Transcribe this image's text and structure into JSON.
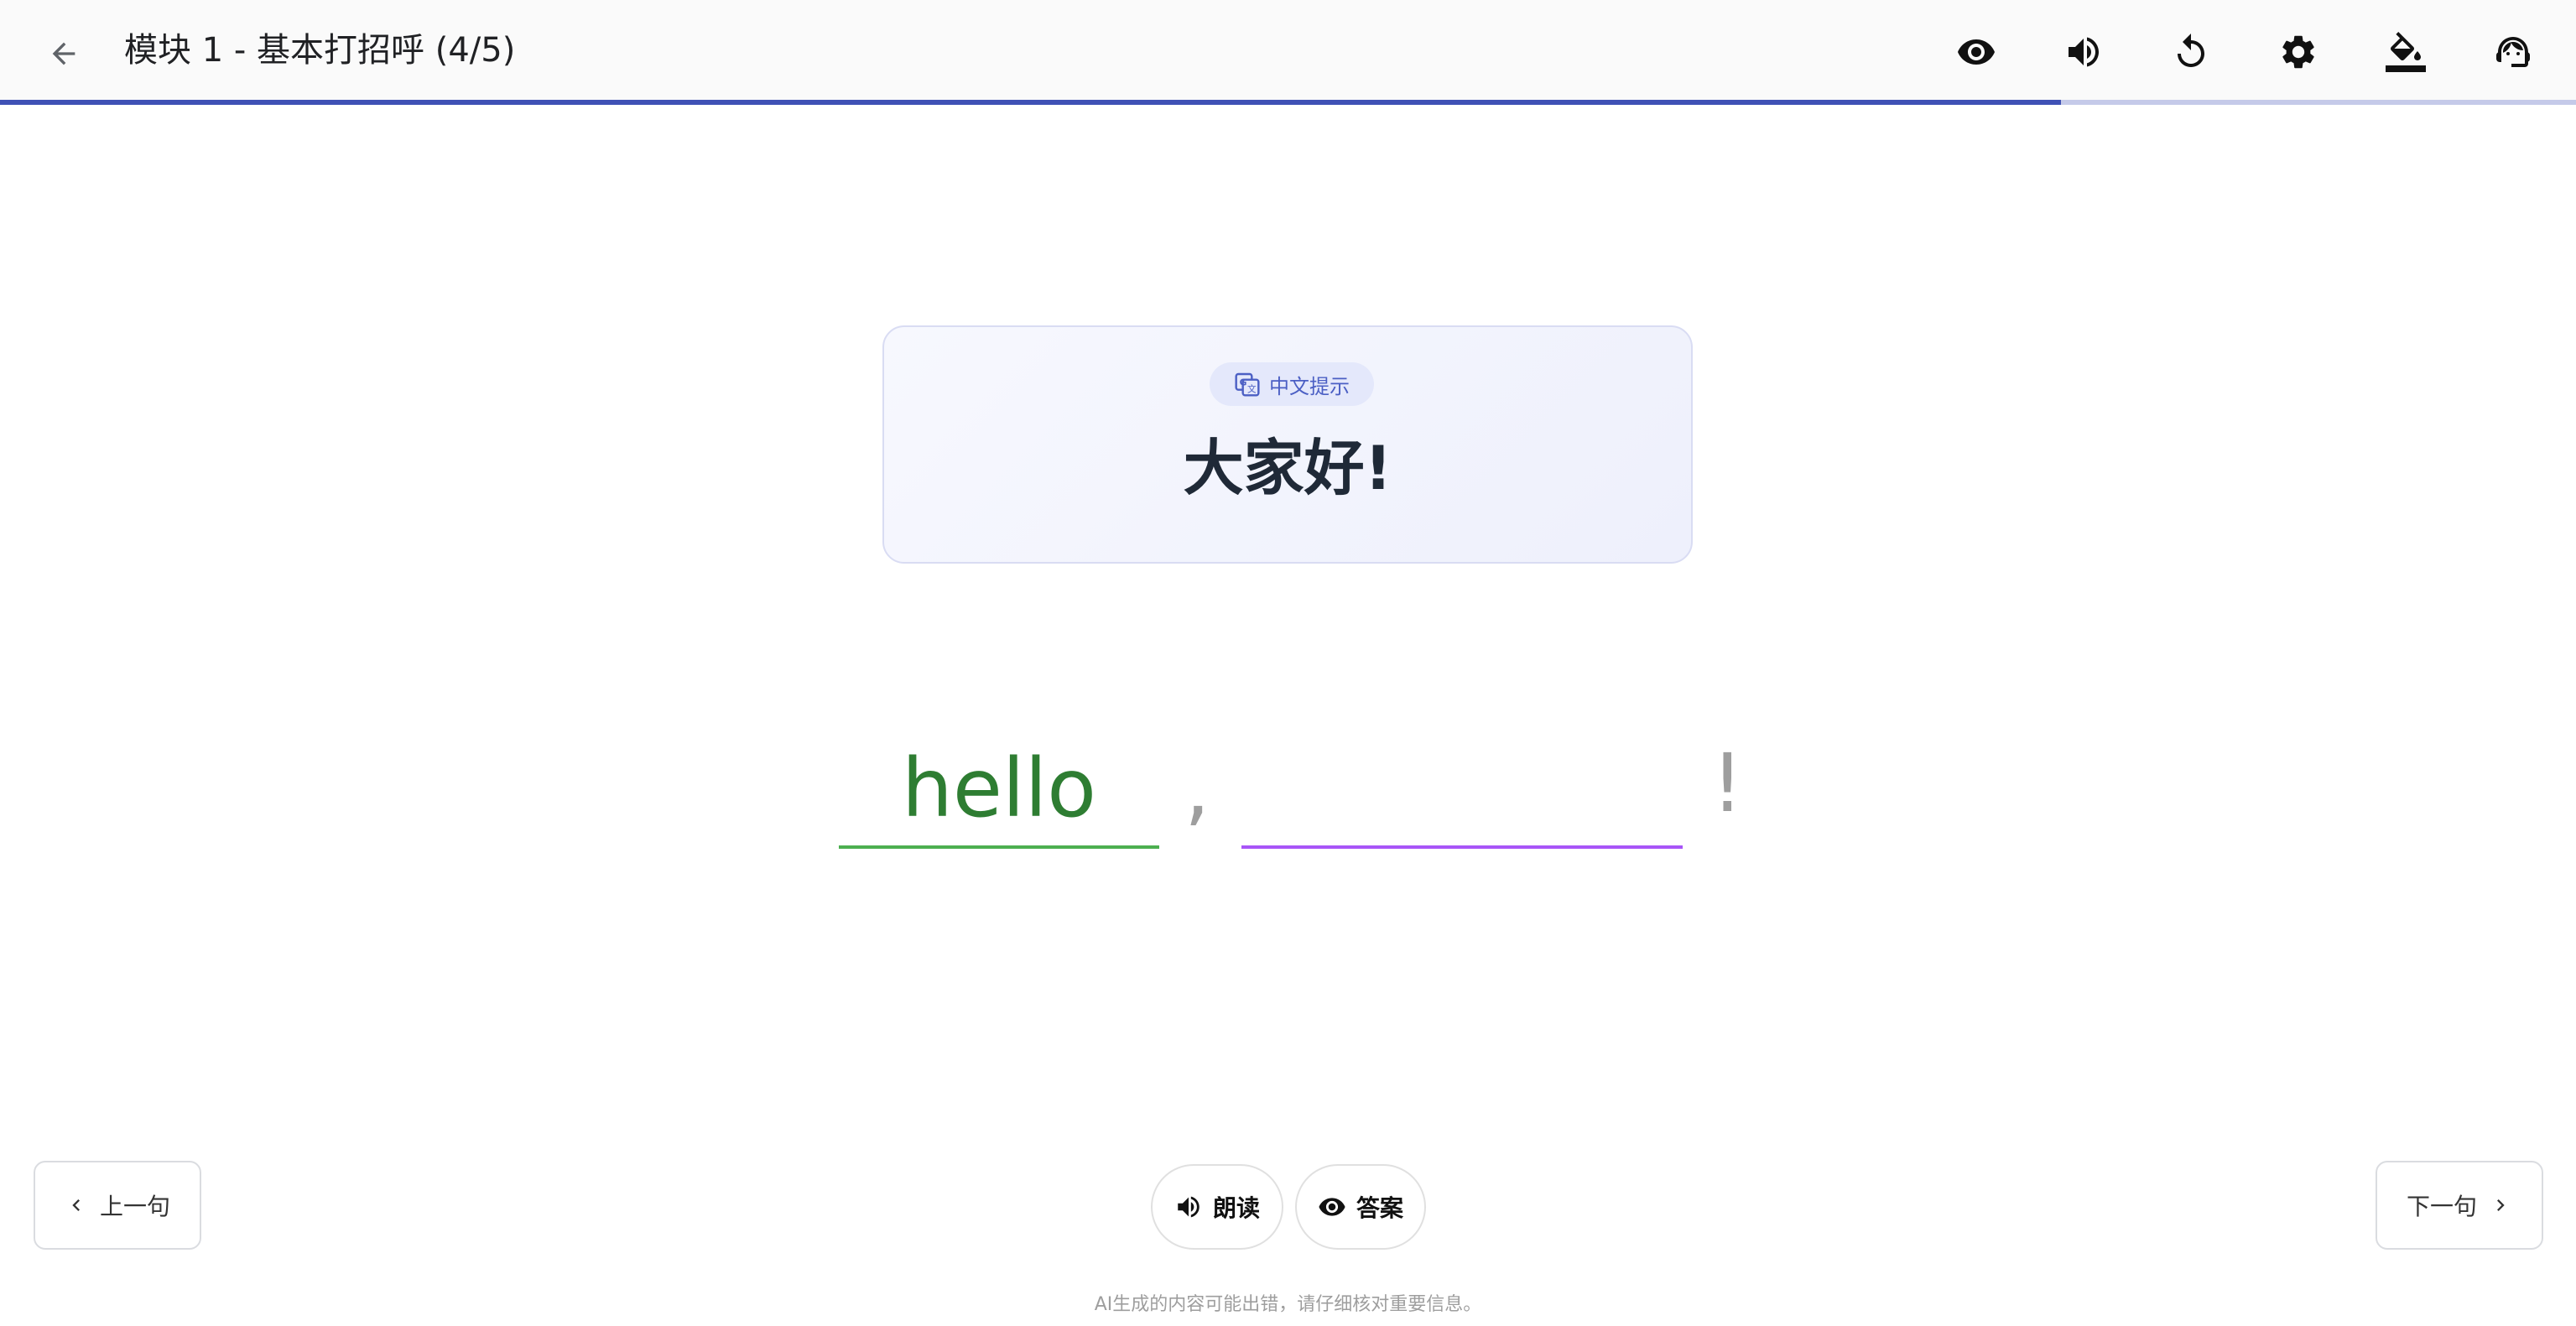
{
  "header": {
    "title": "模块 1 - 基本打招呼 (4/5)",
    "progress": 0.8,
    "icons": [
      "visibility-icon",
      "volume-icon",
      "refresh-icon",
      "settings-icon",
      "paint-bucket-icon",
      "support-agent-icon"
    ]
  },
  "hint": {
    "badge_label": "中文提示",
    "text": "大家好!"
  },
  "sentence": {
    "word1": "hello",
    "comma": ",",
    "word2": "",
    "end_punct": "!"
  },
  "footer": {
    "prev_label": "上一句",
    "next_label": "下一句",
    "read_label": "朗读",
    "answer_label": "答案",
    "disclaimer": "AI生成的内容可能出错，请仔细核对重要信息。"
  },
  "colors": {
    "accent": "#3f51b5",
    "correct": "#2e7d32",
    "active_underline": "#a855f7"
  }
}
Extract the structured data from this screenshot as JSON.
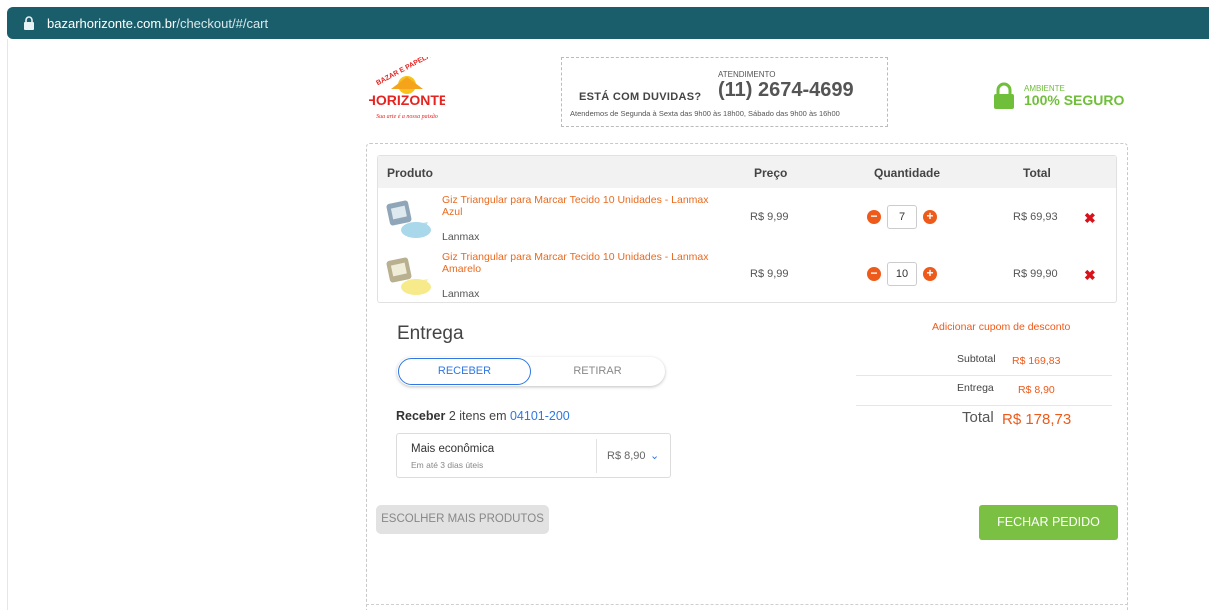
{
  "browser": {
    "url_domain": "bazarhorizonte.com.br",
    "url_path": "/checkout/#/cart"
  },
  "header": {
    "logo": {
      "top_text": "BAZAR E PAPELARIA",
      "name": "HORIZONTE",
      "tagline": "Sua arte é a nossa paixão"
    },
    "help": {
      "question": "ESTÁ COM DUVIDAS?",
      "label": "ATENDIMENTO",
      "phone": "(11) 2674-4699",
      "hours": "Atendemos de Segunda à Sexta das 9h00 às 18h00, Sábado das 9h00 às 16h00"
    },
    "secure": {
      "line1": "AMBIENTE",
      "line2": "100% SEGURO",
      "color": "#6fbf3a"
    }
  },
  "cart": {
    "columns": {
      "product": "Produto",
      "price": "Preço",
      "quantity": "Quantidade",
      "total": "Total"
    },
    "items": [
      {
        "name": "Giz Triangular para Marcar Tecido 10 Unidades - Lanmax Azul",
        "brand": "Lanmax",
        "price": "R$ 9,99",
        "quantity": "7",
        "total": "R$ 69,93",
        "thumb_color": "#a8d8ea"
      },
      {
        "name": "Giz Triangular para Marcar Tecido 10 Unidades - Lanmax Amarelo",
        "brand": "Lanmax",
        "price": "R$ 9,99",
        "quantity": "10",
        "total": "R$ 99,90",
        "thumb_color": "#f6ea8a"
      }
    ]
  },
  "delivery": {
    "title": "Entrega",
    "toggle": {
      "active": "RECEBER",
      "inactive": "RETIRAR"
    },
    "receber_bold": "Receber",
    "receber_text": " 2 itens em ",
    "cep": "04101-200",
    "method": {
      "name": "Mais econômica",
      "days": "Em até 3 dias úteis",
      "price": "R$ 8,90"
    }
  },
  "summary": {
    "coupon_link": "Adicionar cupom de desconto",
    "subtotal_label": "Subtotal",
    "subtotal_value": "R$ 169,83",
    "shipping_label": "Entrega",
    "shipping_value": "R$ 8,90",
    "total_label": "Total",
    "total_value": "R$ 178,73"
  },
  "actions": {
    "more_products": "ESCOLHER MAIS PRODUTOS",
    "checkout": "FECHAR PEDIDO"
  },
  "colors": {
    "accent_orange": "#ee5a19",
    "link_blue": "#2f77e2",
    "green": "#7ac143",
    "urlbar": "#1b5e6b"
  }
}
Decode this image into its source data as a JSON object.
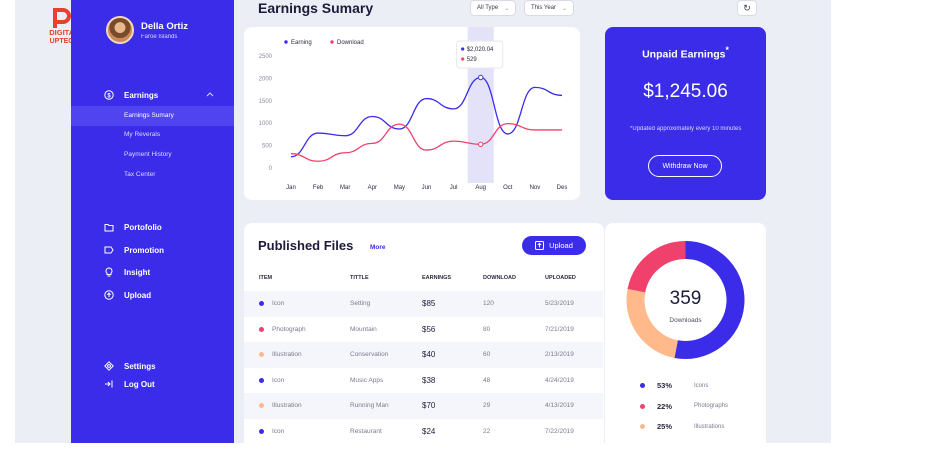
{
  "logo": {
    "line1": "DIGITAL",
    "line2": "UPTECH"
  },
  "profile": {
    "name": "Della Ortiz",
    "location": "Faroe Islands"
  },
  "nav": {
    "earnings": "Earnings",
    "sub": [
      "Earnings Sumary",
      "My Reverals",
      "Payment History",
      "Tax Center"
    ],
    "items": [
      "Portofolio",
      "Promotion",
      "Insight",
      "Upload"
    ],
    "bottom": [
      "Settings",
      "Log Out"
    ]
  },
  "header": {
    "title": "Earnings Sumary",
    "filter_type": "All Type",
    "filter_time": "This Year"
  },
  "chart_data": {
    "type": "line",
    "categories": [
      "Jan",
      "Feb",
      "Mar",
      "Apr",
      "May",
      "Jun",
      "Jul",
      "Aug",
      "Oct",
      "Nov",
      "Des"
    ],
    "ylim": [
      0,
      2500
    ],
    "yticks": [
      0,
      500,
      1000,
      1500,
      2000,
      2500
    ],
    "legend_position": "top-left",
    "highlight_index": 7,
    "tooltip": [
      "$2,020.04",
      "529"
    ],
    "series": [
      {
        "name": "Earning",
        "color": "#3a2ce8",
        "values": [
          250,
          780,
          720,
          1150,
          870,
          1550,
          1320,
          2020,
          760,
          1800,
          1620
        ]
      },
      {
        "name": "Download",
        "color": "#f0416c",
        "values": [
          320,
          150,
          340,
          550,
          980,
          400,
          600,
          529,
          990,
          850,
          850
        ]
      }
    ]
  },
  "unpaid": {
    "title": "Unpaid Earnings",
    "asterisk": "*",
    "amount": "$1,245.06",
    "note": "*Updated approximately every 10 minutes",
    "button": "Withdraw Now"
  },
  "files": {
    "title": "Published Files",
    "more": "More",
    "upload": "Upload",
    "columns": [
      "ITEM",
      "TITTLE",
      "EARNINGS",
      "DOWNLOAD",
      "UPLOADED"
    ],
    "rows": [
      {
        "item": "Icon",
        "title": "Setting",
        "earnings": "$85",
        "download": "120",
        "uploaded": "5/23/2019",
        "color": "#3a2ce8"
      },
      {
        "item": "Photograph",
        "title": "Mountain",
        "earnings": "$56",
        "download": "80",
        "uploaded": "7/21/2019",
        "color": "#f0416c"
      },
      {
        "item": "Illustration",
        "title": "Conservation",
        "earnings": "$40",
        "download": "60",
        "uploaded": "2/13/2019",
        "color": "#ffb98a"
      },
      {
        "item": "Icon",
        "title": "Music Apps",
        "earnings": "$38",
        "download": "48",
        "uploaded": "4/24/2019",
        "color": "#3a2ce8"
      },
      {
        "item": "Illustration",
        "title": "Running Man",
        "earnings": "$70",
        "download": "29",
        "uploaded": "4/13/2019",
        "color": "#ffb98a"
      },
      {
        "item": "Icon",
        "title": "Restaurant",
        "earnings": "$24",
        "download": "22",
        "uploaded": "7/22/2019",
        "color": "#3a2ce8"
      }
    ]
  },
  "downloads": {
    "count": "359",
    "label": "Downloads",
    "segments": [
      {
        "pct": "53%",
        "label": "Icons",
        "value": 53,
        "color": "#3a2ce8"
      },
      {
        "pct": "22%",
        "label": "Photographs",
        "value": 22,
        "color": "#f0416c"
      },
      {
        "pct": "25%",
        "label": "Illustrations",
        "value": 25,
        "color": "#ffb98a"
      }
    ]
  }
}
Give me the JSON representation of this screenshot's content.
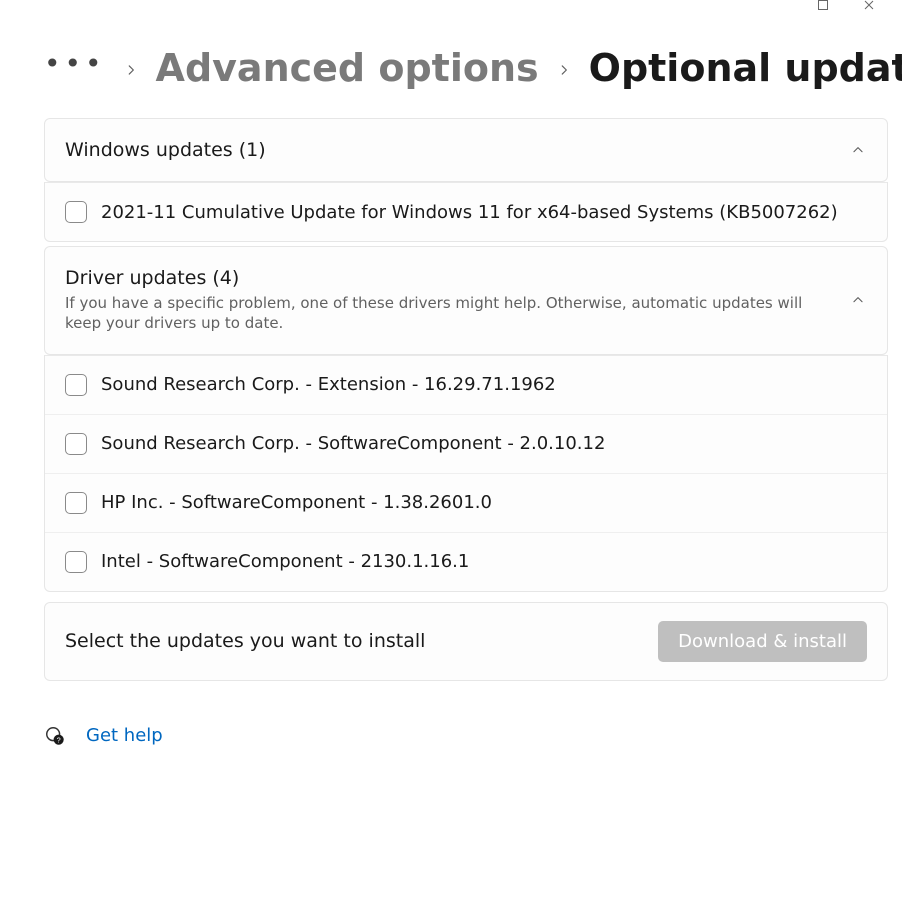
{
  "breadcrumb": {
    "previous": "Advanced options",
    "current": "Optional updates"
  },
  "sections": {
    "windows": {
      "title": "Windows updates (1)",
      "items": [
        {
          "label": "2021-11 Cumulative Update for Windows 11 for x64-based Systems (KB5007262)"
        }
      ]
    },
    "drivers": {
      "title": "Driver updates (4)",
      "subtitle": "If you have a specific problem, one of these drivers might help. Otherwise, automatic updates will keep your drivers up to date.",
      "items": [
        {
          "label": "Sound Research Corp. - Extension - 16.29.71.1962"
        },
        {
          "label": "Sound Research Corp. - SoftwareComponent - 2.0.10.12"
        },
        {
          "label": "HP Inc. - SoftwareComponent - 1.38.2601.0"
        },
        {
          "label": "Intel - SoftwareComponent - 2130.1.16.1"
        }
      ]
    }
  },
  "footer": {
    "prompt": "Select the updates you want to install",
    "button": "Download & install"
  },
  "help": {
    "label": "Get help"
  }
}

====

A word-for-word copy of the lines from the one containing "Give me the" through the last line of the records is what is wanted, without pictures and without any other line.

Give me the JSON representation of this screenshot's content.
{
  "breadcrumb": {
    "previous": "Advanced options",
    "current": "Optional updates"
  },
  "sections": {
    "windows": {
      "title": "Windows updates (1)",
      "items": [
        {
          "label": "2021-11 Cumulative Update for Windows 11 for x64-based Systems (KB5007262)"
        }
      ]
    },
    "drivers": {
      "title": "Driver updates (4)",
      "subtitle": "If you have a specific problem, one of these drivers might help. Otherwise, automatic updates will keep your drivers up to date.",
      "items": [
        {
          "label": "Sound Research Corp. - Extension - 16.29.71.1962"
        },
        {
          "label": "Sound Research Corp. - SoftwareComponent - 2.0.10.12"
        },
        {
          "label": "HP Inc. - SoftwareComponent - 1.38.2601.0"
        },
        {
          "label": "Intel - SoftwareComponent - 2130.1.16.1"
        }
      ]
    }
  },
  "footer": {
    "prompt": "Select the updates you want to install",
    "button": "Download & install"
  },
  "help": {
    "label": "Get help"
  }
}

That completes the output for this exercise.